»»
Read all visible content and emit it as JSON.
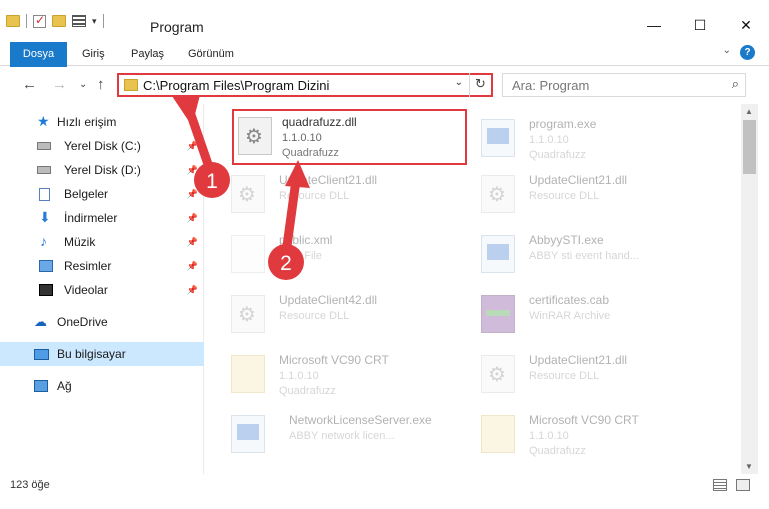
{
  "window": {
    "title": "Program",
    "controls": {
      "minimize": "—",
      "maximize": "☐",
      "close": "✕"
    }
  },
  "ribbon": {
    "tabs": [
      "Dosya",
      "Giriş",
      "Paylaş",
      "Görünüm"
    ],
    "help": "?",
    "expand": "⌄"
  },
  "nav": {
    "back": "←",
    "forward": "→",
    "recent": "⌄",
    "up": "↑",
    "address": "C:\\Program Files\\Program Dizini",
    "address_dropdown": "⌄",
    "refresh": "↻",
    "search_placeholder": "Ara: Program",
    "search_icon": "⌕"
  },
  "sidebar": {
    "quick_access": "Hızlı erişim",
    "items": [
      {
        "label": "Yerel Disk (C:)",
        "icon": "drive-icon",
        "pinned": true
      },
      {
        "label": "Yerel Disk (D:)",
        "icon": "drive-icon",
        "pinned": true
      },
      {
        "label": "Belgeler",
        "icon": "documents-icon",
        "pinned": true
      },
      {
        "label": "İndirmeler",
        "icon": "downloads-icon",
        "pinned": true
      },
      {
        "label": "Müzik",
        "icon": "music-icon",
        "pinned": true
      },
      {
        "label": "Resimler",
        "icon": "pictures-icon",
        "pinned": true
      },
      {
        "label": "Videolar",
        "icon": "videos-icon",
        "pinned": true
      }
    ],
    "onedrive": "OneDrive",
    "this_pc": "Bu bilgisayar",
    "network": "Ağ"
  },
  "files": [
    {
      "name": "quadrafuzz.dll",
      "line2": "1.1.0.10",
      "line3": "Quadrafuzz",
      "icon": "dll-icon"
    },
    {
      "name": "program.exe",
      "line2": "1.1.0.10",
      "line3": "Quadrafuzz",
      "icon": "exe-icon"
    },
    {
      "name": "UpdateClient21.dll",
      "line2": "Resource DLL",
      "line3": "",
      "icon": "dll-icon"
    },
    {
      "name": "UpdateClient21.dll",
      "line2": "Resource DLL",
      "line3": "",
      "icon": "dll-icon"
    },
    {
      "name": "public.xml",
      "line2": "XML File",
      "line3": "",
      "icon": "file-icon"
    },
    {
      "name": "AbbyySTI.exe",
      "line2": "ABBY sti event hand...",
      "line3": "",
      "icon": "exe-icon"
    },
    {
      "name": "UpdateClient42.dll",
      "line2": "Resource DLL",
      "line3": "",
      "icon": "dll-icon"
    },
    {
      "name": "certificates.cab",
      "line2": "WinRAR Archive",
      "line3": "",
      "icon": "archive-icon"
    },
    {
      "name": "Microsoft VC90 CRT",
      "line2": "1.1.0.10",
      "line3": "Quadrafuzz",
      "icon": "manifest-icon"
    },
    {
      "name": "UpdateClient21.dll",
      "line2": "Resource DLL",
      "line3": "",
      "icon": "dll-icon"
    },
    {
      "name": "NetworkLicenseServer.exe",
      "line2": "ABBY network licen...",
      "line3": "",
      "icon": "exe-icon"
    },
    {
      "name": "Microsoft VC90 CRT",
      "line2": "1.1.0.10",
      "line3": "Quadrafuzz",
      "icon": "manifest-icon"
    }
  ],
  "status": {
    "count": "123 öğe"
  },
  "annotations": {
    "marker1": "1",
    "marker2": "2",
    "color": "#e0393e"
  }
}
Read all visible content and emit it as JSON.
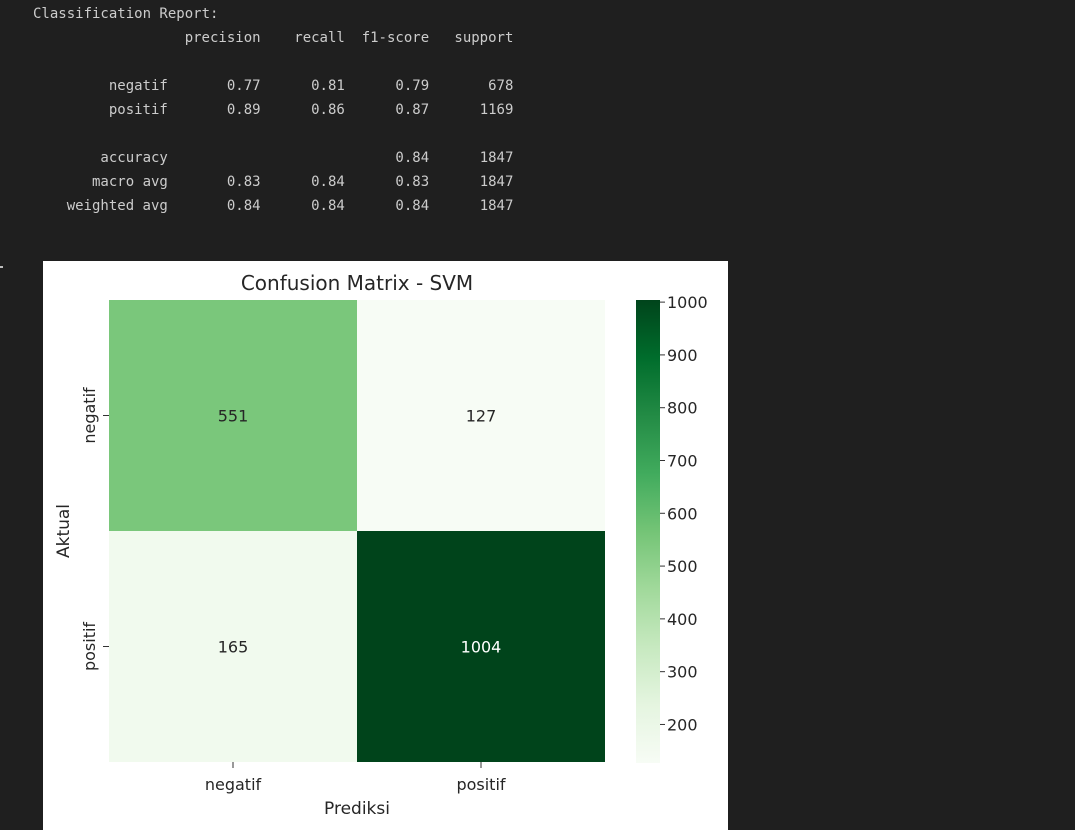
{
  "report": {
    "title": "Classification Report:",
    "headers": [
      "precision",
      "recall",
      "f1-score",
      "support"
    ],
    "rows": [
      {
        "label": "negatif",
        "values": [
          "0.77",
          "0.81",
          "0.79",
          "678"
        ]
      },
      {
        "label": "positif",
        "values": [
          "0.89",
          "0.86",
          "0.87",
          "1169"
        ]
      },
      {
        "label": "accuracy",
        "values": [
          "",
          "",
          "0.84",
          "1847"
        ]
      },
      {
        "label": "macro avg",
        "values": [
          "0.83",
          "0.84",
          "0.83",
          "1847"
        ]
      },
      {
        "label": "weighted avg",
        "values": [
          "0.84",
          "0.84",
          "0.84",
          "1847"
        ]
      }
    ]
  },
  "chart_data": {
    "type": "heatmap",
    "title": "Confusion Matrix - SVM",
    "xlabel": "Prediksi",
    "ylabel": "Aktual",
    "x_categories": [
      "negatif",
      "positif"
    ],
    "y_categories": [
      "negatif",
      "positif"
    ],
    "values": [
      [
        551,
        127
      ],
      [
        165,
        1004
      ]
    ],
    "colormap": "Greens",
    "colorbar": {
      "ticks": [
        200,
        300,
        400,
        500,
        600,
        700,
        800,
        900,
        1000
      ],
      "range": [
        127,
        1004
      ]
    },
    "grid": false,
    "legend": "colorbar-right"
  }
}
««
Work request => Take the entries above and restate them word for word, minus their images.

Response =>
Read all visible content and emit it as JSON.
{
  "window": {
    "title": "Program",
    "controls": {
      "minimize": "—",
      "maximize": "☐",
      "close": "✕"
    }
  },
  "ribbon": {
    "tabs": [
      "Dosya",
      "Giriş",
      "Paylaş",
      "Görünüm"
    ],
    "help": "?",
    "expand": "⌄"
  },
  "nav": {
    "back": "←",
    "forward": "→",
    "recent": "⌄",
    "up": "↑",
    "address": "C:\\Program Files\\Program Dizini",
    "address_dropdown": "⌄",
    "refresh": "↻",
    "search_placeholder": "Ara: Program",
    "search_icon": "⌕"
  },
  "sidebar": {
    "quick_access": "Hızlı erişim",
    "items": [
      {
        "label": "Yerel Disk (C:)",
        "icon": "drive-icon",
        "pinned": true
      },
      {
        "label": "Yerel Disk (D:)",
        "icon": "drive-icon",
        "pinned": true
      },
      {
        "label": "Belgeler",
        "icon": "documents-icon",
        "pinned": true
      },
      {
        "label": "İndirmeler",
        "icon": "downloads-icon",
        "pinned": true
      },
      {
        "label": "Müzik",
        "icon": "music-icon",
        "pinned": true
      },
      {
        "label": "Resimler",
        "icon": "pictures-icon",
        "pinned": true
      },
      {
        "label": "Videolar",
        "icon": "videos-icon",
        "pinned": true
      }
    ],
    "onedrive": "OneDrive",
    "this_pc": "Bu bilgisayar",
    "network": "Ağ"
  },
  "files": [
    {
      "name": "quadrafuzz.dll",
      "line2": "1.1.0.10",
      "line3": "Quadrafuzz",
      "icon": "dll-icon"
    },
    {
      "name": "program.exe",
      "line2": "1.1.0.10",
      "line3": "Quadrafuzz",
      "icon": "exe-icon"
    },
    {
      "name": "UpdateClient21.dll",
      "line2": "Resource DLL",
      "line3": "",
      "icon": "dll-icon"
    },
    {
      "name": "UpdateClient21.dll",
      "line2": "Resource DLL",
      "line3": "",
      "icon": "dll-icon"
    },
    {
      "name": "public.xml",
      "line2": "XML File",
      "line3": "",
      "icon": "file-icon"
    },
    {
      "name": "AbbyySTI.exe",
      "line2": "ABBY sti event hand...",
      "line3": "",
      "icon": "exe-icon"
    },
    {
      "name": "UpdateClient42.dll",
      "line2": "Resource DLL",
      "line3": "",
      "icon": "dll-icon"
    },
    {
      "name": "certificates.cab",
      "line2": "WinRAR Archive",
      "line3": "",
      "icon": "archive-icon"
    },
    {
      "name": "Microsoft VC90 CRT",
      "line2": "1.1.0.10",
      "line3": "Quadrafuzz",
      "icon": "manifest-icon"
    },
    {
      "name": "UpdateClient21.dll",
      "line2": "Resource DLL",
      "line3": "",
      "icon": "dll-icon"
    },
    {
      "name": "NetworkLicenseServer.exe",
      "line2": "ABBY network licen...",
      "line3": "",
      "icon": "exe-icon"
    },
    {
      "name": "Microsoft VC90 CRT",
      "line2": "1.1.0.10",
      "line3": "Quadrafuzz",
      "icon": "manifest-icon"
    }
  ],
  "status": {
    "count": "123 öğe"
  },
  "annotations": {
    "marker1": "1",
    "marker2": "2",
    "color": "#e0393e"
  }
}
Read all visible content and emit it as JSON.
{
  "report": {
    "title": "Classification Report:",
    "headers": [
      "precision",
      "recall",
      "f1-score",
      "support"
    ],
    "rows": [
      {
        "label": "negatif",
        "values": [
          "0.77",
          "0.81",
          "0.79",
          "678"
        ]
      },
      {
        "label": "positif",
        "values": [
          "0.89",
          "0.86",
          "0.87",
          "1169"
        ]
      },
      {
        "label": "accuracy",
        "values": [
          "",
          "",
          "0.84",
          "1847"
        ]
      },
      {
        "label": "macro avg",
        "values": [
          "0.83",
          "0.84",
          "0.83",
          "1847"
        ]
      },
      {
        "label": "weighted avg",
        "values": [
          "0.84",
          "0.84",
          "0.84",
          "1847"
        ]
      }
    ]
  },
  "chart_data": {
    "type": "heatmap",
    "title": "Confusion Matrix - SVM",
    "xlabel": "Prediksi",
    "ylabel": "Aktual",
    "x_categories": [
      "negatif",
      "positif"
    ],
    "y_categories": [
      "negatif",
      "positif"
    ],
    "values": [
      [
        551,
        127
      ],
      [
        165,
        1004
      ]
    ],
    "colormap": "Greens",
    "colorbar": {
      "ticks": [
        200,
        300,
        400,
        500,
        600,
        700,
        800,
        900,
        1000
      ],
      "range": [
        127,
        1004
      ]
    },
    "grid": false,
    "legend": "colorbar-right"
  }
}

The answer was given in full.